Background and objectives: It has been suggested that medical students who attend schools known for graduating prospective primary care physicians may enter primary care residencies, rather than non-primary care residencies, because they are unable to compete for subspecialty residencies due to poorer academic performance. This study determined if performance on standardized examinations conducted by the National Board of Medical Examiners (NBME) could differentiate between students who selected primary care and those who selected non-primary care specialties at a medical school in the southeastern United States committed to graduating primary care physicians.
Methods: We examined initial scores on NBME examinations and subsequent residency selections by 780 students over a 14-year period to determine if there were differences in the kind of residency placements of students who passed and those who failed the examinations.
Results: Data analysis indicated that medical students who entered primary care and non-primary care residencies were not distinguishable on the basis of standardized examination performance.

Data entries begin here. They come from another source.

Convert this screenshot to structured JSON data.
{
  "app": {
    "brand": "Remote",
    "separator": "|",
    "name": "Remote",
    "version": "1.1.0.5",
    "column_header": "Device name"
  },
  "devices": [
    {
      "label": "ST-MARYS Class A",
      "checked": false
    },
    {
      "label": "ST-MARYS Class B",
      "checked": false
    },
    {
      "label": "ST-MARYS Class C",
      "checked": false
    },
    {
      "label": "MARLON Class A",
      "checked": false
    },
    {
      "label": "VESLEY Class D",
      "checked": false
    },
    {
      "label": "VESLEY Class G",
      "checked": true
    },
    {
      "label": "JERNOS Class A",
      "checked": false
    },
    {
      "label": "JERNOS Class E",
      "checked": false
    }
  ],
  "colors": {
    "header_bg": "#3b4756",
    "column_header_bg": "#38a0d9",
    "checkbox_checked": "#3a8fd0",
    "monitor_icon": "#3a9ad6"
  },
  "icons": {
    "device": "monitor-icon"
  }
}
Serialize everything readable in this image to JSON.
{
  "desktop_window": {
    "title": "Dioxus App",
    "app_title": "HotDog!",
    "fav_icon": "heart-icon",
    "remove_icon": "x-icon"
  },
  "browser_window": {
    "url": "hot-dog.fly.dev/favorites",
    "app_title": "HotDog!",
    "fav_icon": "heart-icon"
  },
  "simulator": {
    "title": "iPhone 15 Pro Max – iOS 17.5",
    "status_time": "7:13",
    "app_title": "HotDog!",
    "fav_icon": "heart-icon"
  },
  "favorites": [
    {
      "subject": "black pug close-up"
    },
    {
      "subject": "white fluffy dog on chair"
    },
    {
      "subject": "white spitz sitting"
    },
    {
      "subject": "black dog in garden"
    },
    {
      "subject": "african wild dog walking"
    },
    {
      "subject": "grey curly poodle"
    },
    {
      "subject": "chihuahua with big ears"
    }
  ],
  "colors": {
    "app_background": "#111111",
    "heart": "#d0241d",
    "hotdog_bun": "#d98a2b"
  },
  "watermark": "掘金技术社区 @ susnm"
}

Conclusions: These results may help to refute negative stereotypes about students who enter primary care residencies and about medical schools known for promoting careers in primary care.